Dataset rows describing interfaces
= Beginning of Section =
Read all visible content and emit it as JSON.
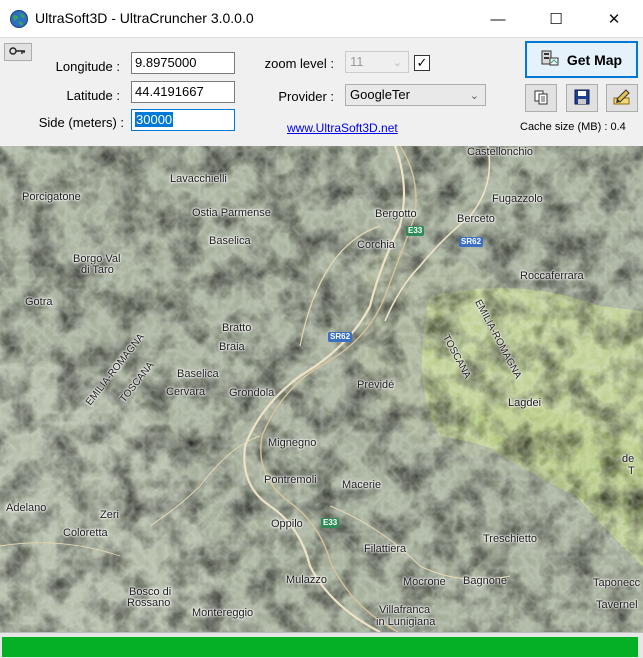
{
  "window": {
    "title": "UltraSoft3D - UltraCruncher 3.0.0.0",
    "minimize_glyph": "—",
    "maximize_glyph": "☐",
    "close_glyph": "✕",
    "app_icon": "globe-icon"
  },
  "form": {
    "longitude_label": "Longitude :",
    "longitude_value": "9.8975000",
    "latitude_label": "Latitude :",
    "latitude_value": "44.4191667",
    "side_label": "Side (meters) :",
    "side_value": "30000",
    "zoom_label": "zoom level :",
    "zoom_value": "11",
    "zoom_enabled": false,
    "zoom_checkbox_checked": true,
    "checkbox_glyph": "✓",
    "provider_label": "Provider :",
    "provider_value": "GoogleTer",
    "combo_arrow": "⌄",
    "website_link": "www.UltraSoft3D.net"
  },
  "toolbar": {
    "get_map_label": "Get Map",
    "get_map_icon": "map-server-icon",
    "copy_icon": "copy-icon",
    "save_icon": "save-icon",
    "edit_icon": "edit-icon",
    "key_icon": "key-icon",
    "cache_text": "Cache size (MB) : 0.4"
  },
  "map": {
    "places": [
      "Castellonchio",
      "Porcigatone",
      "Lavacchielli",
      "Fugazzolo",
      "Ostia Parmense",
      "Bergotto",
      "Berceto",
      "Baselica",
      "Corchia",
      "Borgo Val",
      "di Taro",
      "Roccaferrara",
      "Gotra",
      "Bratto",
      "Braia",
      "Baselica",
      "Previdé",
      "Lagdei",
      "Cervara",
      "Grondola",
      "Mignegno",
      "Pontremoli",
      "Macerie",
      "Adelano",
      "Zeri",
      "Coloretta",
      "Oppilo",
      "Treschietto",
      "Filattiera",
      "Mulazzo",
      "Mocrone",
      "Bagnone",
      "Bosco di",
      "Rossano",
      "Montereggio",
      "Villafranca",
      "in Lunigiana",
      "Taponecc",
      "Tavernel",
      "de",
      "T"
    ],
    "region_labels": [
      "EMILIA-ROMAGNA",
      "TOSCANA",
      "TOSCANA",
      "EMILIA-ROMAGNA"
    ],
    "road_shields": [
      "E33",
      "SR62",
      "SR62",
      "E33"
    ]
  },
  "status": {
    "progress_fraction": 0.995,
    "progress_color": "#06b025"
  }
}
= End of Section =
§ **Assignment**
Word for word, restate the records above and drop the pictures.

§ **Task result**
Read all visible content and emit it as JSON.
{
  "window": {
    "title": "UltraSoft3D - UltraCruncher 3.0.0.0",
    "minimize_glyph": "—",
    "maximize_glyph": "☐",
    "close_glyph": "✕",
    "app_icon": "globe-icon"
  },
  "form": {
    "longitude_label": "Longitude :",
    "longitude_value": "9.8975000",
    "latitude_label": "Latitude :",
    "latitude_value": "44.4191667",
    "side_label": "Side (meters) :",
    "side_value": "30000",
    "zoom_label": "zoom level :",
    "zoom_value": "11",
    "zoom_enabled": false,
    "zoom_checkbox_checked": true,
    "checkbox_glyph": "✓",
    "provider_label": "Provider :",
    "provider_value": "GoogleTer",
    "combo_arrow": "⌄",
    "website_link": "www.UltraSoft3D.net"
  },
  "toolbar": {
    "get_map_label": "Get Map",
    "get_map_icon": "map-server-icon",
    "copy_icon": "copy-icon",
    "save_icon": "save-icon",
    "edit_icon": "edit-icon",
    "key_icon": "key-icon",
    "cache_text": "Cache size (MB) : 0.4"
  },
  "map": {
    "places": [
      "Castellonchio",
      "Porcigatone",
      "Lavacchielli",
      "Fugazzolo",
      "Ostia Parmense",
      "Bergotto",
      "Berceto",
      "Baselica",
      "Corchia",
      "Borgo Val",
      "di Taro",
      "Roccaferrara",
      "Gotra",
      "Bratto",
      "Braia",
      "Baselica",
      "Previdé",
      "Lagdei",
      "Cervara",
      "Grondola",
      "Mignegno",
      "Pontremoli",
      "Macerie",
      "Adelano",
      "Zeri",
      "Coloretta",
      "Oppilo",
      "Treschietto",
      "Filattiera",
      "Mulazzo",
      "Mocrone",
      "Bagnone",
      "Bosco di",
      "Rossano",
      "Montereggio",
      "Villafranca",
      "in Lunigiana",
      "Taponecc",
      "Tavernel",
      "de",
      "T"
    ],
    "region_labels": [
      "EMILIA-ROMAGNA",
      "TOSCANA",
      "TOSCANA",
      "EMILIA-ROMAGNA"
    ],
    "road_shields": [
      "E33",
      "SR62",
      "SR62",
      "E33"
    ]
  },
  "status": {
    "progress_fraction": 0.995,
    "progress_color": "#06b025"
  }
}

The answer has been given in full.